> Your goal
Lines from the listing that hold the string "legend" are what you should return.

> Extracted records
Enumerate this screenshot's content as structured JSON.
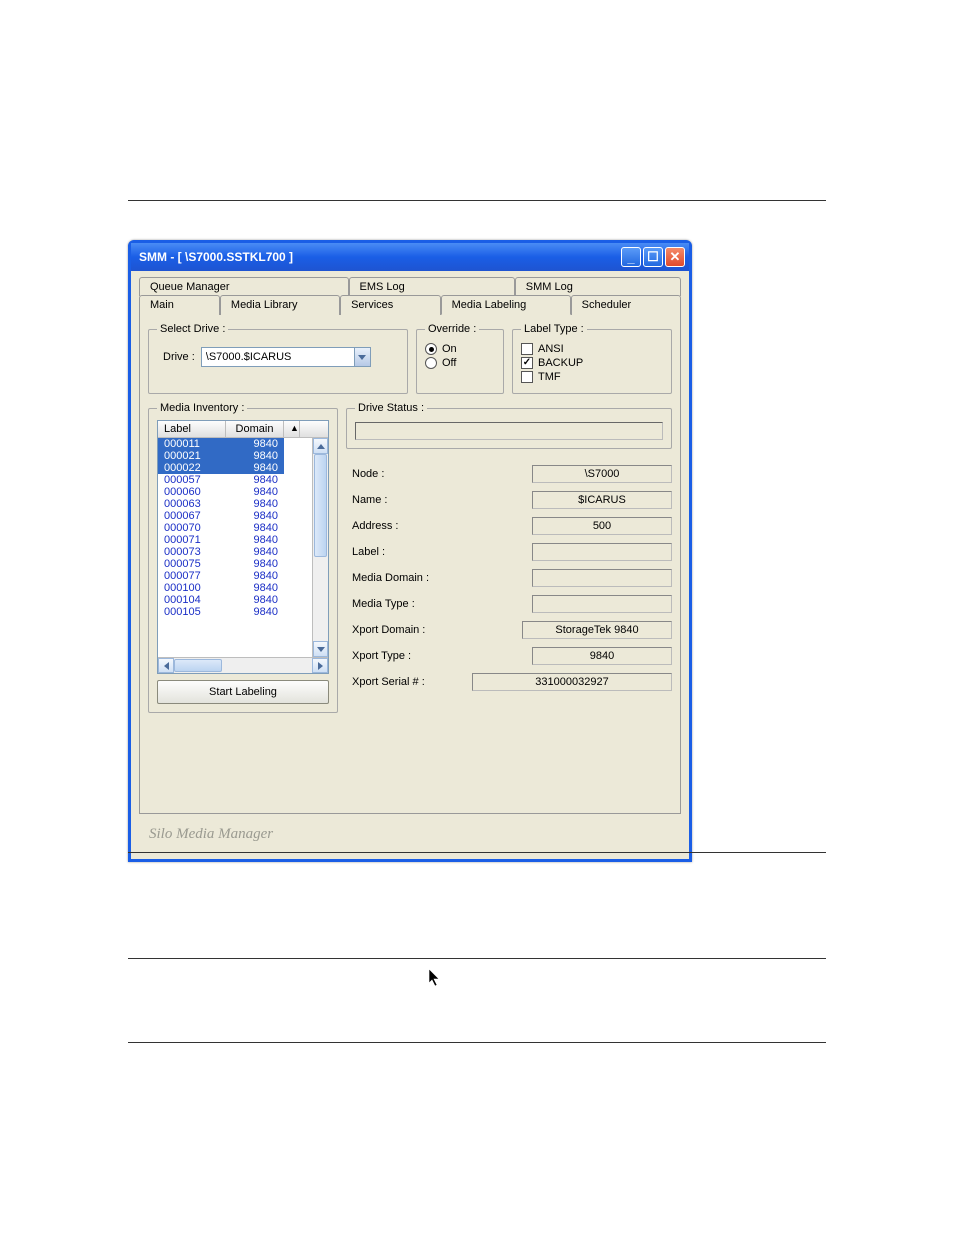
{
  "window": {
    "title": "SMM - [ \\S7000.SSTKL700 ]"
  },
  "tabs_row1": [
    "Queue Manager",
    "EMS Log",
    "SMM Log"
  ],
  "tabs_row2": [
    "Main",
    "Media Library",
    "Services",
    "Media Labeling",
    "Scheduler"
  ],
  "active_tab": "Media Labeling",
  "select_drive": {
    "legend": "Select Drive :",
    "label": "Drive :",
    "value": "\\S7000.$ICARUS"
  },
  "override": {
    "legend": "Override :",
    "on_label": "On",
    "off_label": "Off",
    "selected": "On"
  },
  "label_type": {
    "legend": "Label Type :",
    "options": [
      {
        "label": "ANSI",
        "checked": false
      },
      {
        "label": "BACKUP",
        "checked": true
      },
      {
        "label": "TMF",
        "checked": false
      }
    ]
  },
  "media_inventory": {
    "legend": "Media Inventory :",
    "columns": [
      "Label",
      "Domain"
    ],
    "rows": [
      {
        "label": "000011",
        "domain": "9840",
        "selected": true
      },
      {
        "label": "000021",
        "domain": "9840",
        "selected": true
      },
      {
        "label": "000022",
        "domain": "9840",
        "selected": true
      },
      {
        "label": "000057",
        "domain": "9840",
        "selected": false
      },
      {
        "label": "000060",
        "domain": "9840",
        "selected": false
      },
      {
        "label": "000063",
        "domain": "9840",
        "selected": false
      },
      {
        "label": "000067",
        "domain": "9840",
        "selected": false
      },
      {
        "label": "000070",
        "domain": "9840",
        "selected": false
      },
      {
        "label": "000071",
        "domain": "9840",
        "selected": false
      },
      {
        "label": "000073",
        "domain": "9840",
        "selected": false
      },
      {
        "label": "000075",
        "domain": "9840",
        "selected": false
      },
      {
        "label": "000077",
        "domain": "9840",
        "selected": false
      },
      {
        "label": "000100",
        "domain": "9840",
        "selected": false
      },
      {
        "label": "000104",
        "domain": "9840",
        "selected": false
      },
      {
        "label": "000105",
        "domain": "9840",
        "selected": false
      }
    ]
  },
  "start_button": "Start Labeling",
  "drive_status": {
    "legend": "Drive Status :",
    "value": ""
  },
  "drive_info": [
    {
      "label": "Node :",
      "value": "\\S7000"
    },
    {
      "label": "Name :",
      "value": "$ICARUS"
    },
    {
      "label": "Address :",
      "value": "500"
    },
    {
      "label": "Label :",
      "value": ""
    },
    {
      "label": "Media Domain :",
      "value": ""
    },
    {
      "label": "Media Type :",
      "value": ""
    },
    {
      "label": "Xport Domain :",
      "value": "StorageTek 9840"
    },
    {
      "label": "Xport Type :",
      "value": "9840"
    },
    {
      "label": "Xport Serial # :",
      "value": "331000032927"
    }
  ],
  "footer_brand": "Silo Media Manager"
}
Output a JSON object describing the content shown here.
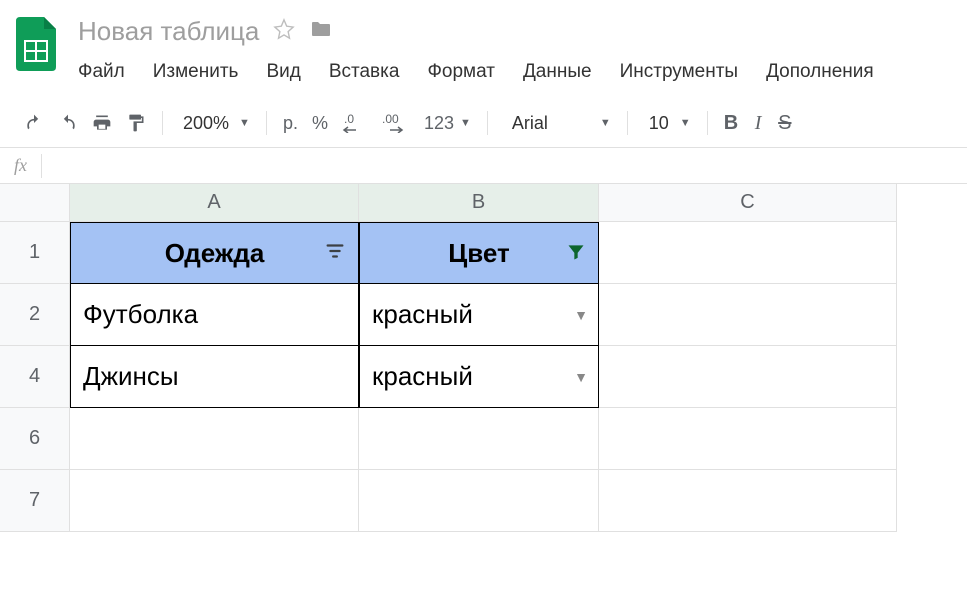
{
  "doc": {
    "title": "Новая таблица"
  },
  "menu": {
    "file": "Файл",
    "edit": "Изменить",
    "view": "Вид",
    "insert": "Вставка",
    "format": "Формат",
    "data": "Данные",
    "tools": "Инструменты",
    "addons": "Дополнения"
  },
  "toolbar": {
    "zoom": "200%",
    "currency": "р.",
    "percent": "%",
    "dec_dec": ".0",
    "dec_inc": ".00",
    "more_formats": "123",
    "font": "Arial",
    "font_size": "10"
  },
  "formula": {
    "fx": "fx",
    "value": ""
  },
  "columns": {
    "a": "A",
    "b": "B",
    "c": "C"
  },
  "rows": {
    "r1": "1",
    "r2": "2",
    "r4": "4",
    "r6": "6",
    "r7": "7"
  },
  "table": {
    "header_a": "Одежда",
    "header_b": "Цвет",
    "rows": [
      {
        "a": "Футболка",
        "b": "красный"
      },
      {
        "a": "Джинсы",
        "b": "красный"
      }
    ]
  }
}
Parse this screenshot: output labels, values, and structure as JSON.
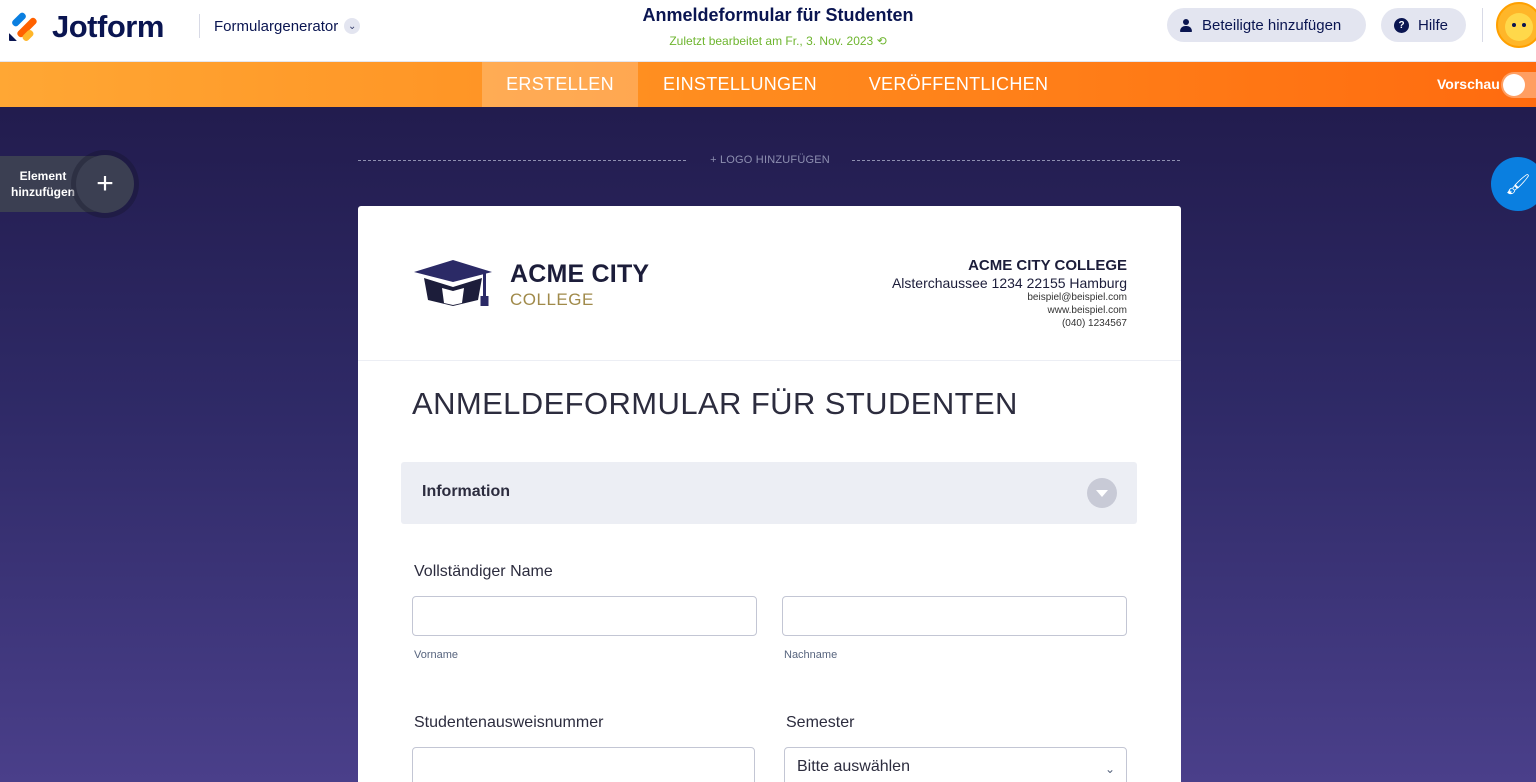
{
  "header": {
    "brand": "Jotform",
    "builder_label": "Formulargenerator",
    "form_title": "Anmeldeformular für Studenten",
    "last_edited": "Zuletzt bearbeitet am Fr., 3. Nov. 2023",
    "share_label": "Beteiligte hinzufügen",
    "help_label": "Hilfe"
  },
  "nav": {
    "tabs": [
      {
        "label": "ERSTELLEN",
        "active": true
      },
      {
        "label": "EINSTELLUNGEN",
        "active": false
      },
      {
        "label": "VERÖFFENTLICHEN",
        "active": false
      }
    ],
    "preview_label": "Vorschau",
    "preview_on": false
  },
  "canvas": {
    "add_element_label": "Element hinzufügen",
    "add_logo_label": "+ LOGO HINZUFÜGEN"
  },
  "form": {
    "header": {
      "college_name": "ACME CITY",
      "college_sub": "COLLEGE",
      "org_name": "ACME CITY COLLEGE",
      "address": "Alsterchaussee 1234 22155 Hamburg",
      "email": "beispiel@beispiel.com",
      "website": "www.beispiel.com",
      "phone": "(040) 1234567"
    },
    "title": "ANMELDEFORMULAR FÜR STUDENTEN",
    "section_label": "Information",
    "full_name_label": "Vollständiger Name",
    "first_name_sublabel": "Vorname",
    "last_name_sublabel": "Nachname",
    "student_id_label": "Studentenausweisnummer",
    "semester_label": "Semester",
    "semester_value": "Bitte auswählen"
  },
  "colors": {
    "brand_navy": "#0a1551",
    "nav_orange": "#ff8d1f",
    "canvas_purple": "#2a2560",
    "edited_green": "#6eb52f",
    "accent_blue": "#0a7fe0"
  }
}
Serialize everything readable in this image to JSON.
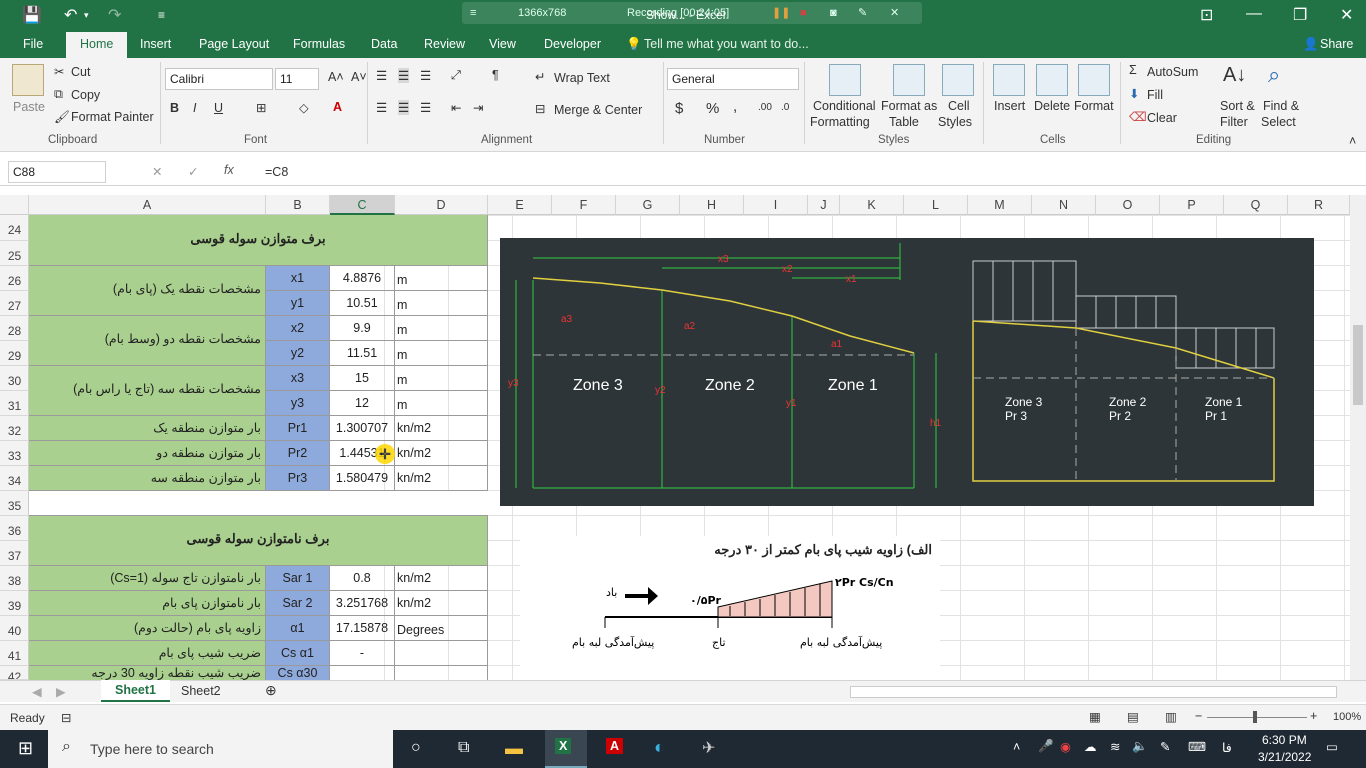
{
  "titlebar": {
    "title": "Show... - Excel",
    "recording_size": "1366x768",
    "recording_time": "Recording [00:24:05]"
  },
  "tabs": [
    "File",
    "Home",
    "Insert",
    "Page Layout",
    "Formulas",
    "Data",
    "Review",
    "View",
    "Developer"
  ],
  "tell_me": "Tell me what you want to do...",
  "share": "Share",
  "ribbon": {
    "clipboard": {
      "paste": "Paste",
      "cut": "Cut",
      "copy": "Copy",
      "format_painter": "Format Painter",
      "label": "Clipboard"
    },
    "font": {
      "name": "Calibri",
      "size": "11",
      "bold": "B",
      "italic": "I",
      "underline": "U",
      "label": "Font"
    },
    "alignment": {
      "wrap": "Wrap Text",
      "merge": "Merge & Center",
      "label": "Alignment"
    },
    "number": {
      "format": "General",
      "label": "Number",
      "currency": "$",
      "percent": "%",
      "comma": ","
    },
    "styles": {
      "conditional_1": "Conditional",
      "conditional_2": "Formatting",
      "format_table_1": "Format as",
      "format_table_2": "Table",
      "cell_styles_1": "Cell",
      "cell_styles_2": "Styles",
      "label": "Styles"
    },
    "cells": {
      "insert": "Insert",
      "delete": "Delete",
      "format": "Format",
      "label": "Cells"
    },
    "editing": {
      "autosum": "AutoSum",
      "fill": "Fill",
      "clear": "Clear",
      "sort_1": "Sort &",
      "sort_2": "Filter",
      "find_1": "Find &",
      "find_2": "Select",
      "label": "Editing"
    }
  },
  "formula_bar": {
    "name_box": "C88",
    "fx": "fx",
    "formula": "=C8"
  },
  "columns": [
    "A",
    "B",
    "C",
    "D",
    "E",
    "F",
    "G",
    "H",
    "I",
    "J",
    "K",
    "L",
    "M",
    "N",
    "O",
    "P",
    "Q",
    "R"
  ],
  "rows": [
    "24",
    "25",
    "26",
    "27",
    "28",
    "29",
    "30",
    "31",
    "32",
    "33",
    "34",
    "35",
    "36",
    "37",
    "38",
    "39",
    "40",
    "41",
    "42"
  ],
  "sheet": {
    "header1": "برف متوازن سوله قوسی",
    "p1": "مشخصات نقطه یک (پای بام)",
    "p2": "مشخصات نقطه دو (وسط بام)",
    "p3": "مشخصات نقطه سه (تاج یا راس بام)",
    "pr1_label": "بار متوازن منطقه یک",
    "pr2_label": "بار متوازن منطقه دو",
    "pr3_label": "بار متوازن منطقه سه",
    "header2": "برف نامتوازن سوله قوسی",
    "sar1_label": "بار نامتوازن تاج سوله (Cs=1)",
    "sar2_label": "بار نامتوازن پای بام",
    "a1_label": "زاویه پای بام (حالت دوم)",
    "cs_label": "ضریب شیب پای بام",
    "row42_label": "ضریب شیب نقطه زاویه 30 درجه",
    "vars": [
      {
        "b": "x1",
        "c": "4.8876",
        "d": "m"
      },
      {
        "b": "y1",
        "c": "10.51",
        "d": "m"
      },
      {
        "b": "x2",
        "c": "9.9",
        "d": "m"
      },
      {
        "b": "y2",
        "c": "11.51",
        "d": "m"
      },
      {
        "b": "x3",
        "c": "15",
        "d": "m"
      },
      {
        "b": "y3",
        "c": "12",
        "d": "m"
      },
      {
        "b": "Pr1",
        "c": "1.300707",
        "d": "kn/m2"
      },
      {
        "b": "Pr2",
        "c": "1.44531",
        "d": "kn/m2"
      },
      {
        "b": "Pr3",
        "c": "1.580479",
        "d": "kn/m2"
      }
    ],
    "vars2": [
      {
        "b": "Sar 1",
        "c": "0.8",
        "d": "kn/m2"
      },
      {
        "b": "Sar 2",
        "c": "3.251768",
        "d": "kn/m2"
      },
      {
        "b": "α1",
        "c": "17.15878",
        "d": "Degrees"
      },
      {
        "b": "Cs α1",
        "c": "-",
        "d": ""
      },
      {
        "b": "Cs α30",
        "c": "",
        "d": ""
      }
    ]
  },
  "diagram1": {
    "x1": "x1",
    "x2": "x2",
    "x3": "x3",
    "y1": "y1",
    "y2": "y2",
    "y3": "y3",
    "a1": "a1",
    "a2": "a2",
    "a3": "a3",
    "h1": "h1",
    "z3": "Zone 3",
    "z2": "Zone 2",
    "z1": "Zone 1"
  },
  "diagram2": {
    "z3": "Zone 3",
    "pr3": "Pr 3",
    "z2": "Zone 2",
    "pr2": "Pr 2",
    "z1": "Zone 1",
    "pr1": "Pr 1"
  },
  "diagram3": {
    "title": "الف)  زاویه شیب پای بام کمتر از ۳۰ درجه",
    "wind": "باد",
    "half": "۰/۵Pr",
    "top": "۲Pr Cs/Cn",
    "eave1": "پیش‌آمدگی لبه بام",
    "crown": "تاج",
    "eave2": "پیش‌آمدگی لبه بام"
  },
  "sheets": [
    "Sheet1",
    "Sheet2"
  ],
  "status": {
    "ready": "Ready",
    "zoom": "100%"
  },
  "taskbar": {
    "search": "Type here to search",
    "time": "6:30 PM",
    "date": "3/21/2022",
    "lang": "فا"
  }
}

> Exercise response
    "legend": "Select Drive :",
    "legend": "Override :",
    "legend": "Label Type :",
    "legend": "Media Inventory :",
    "legend": "Drive Status :",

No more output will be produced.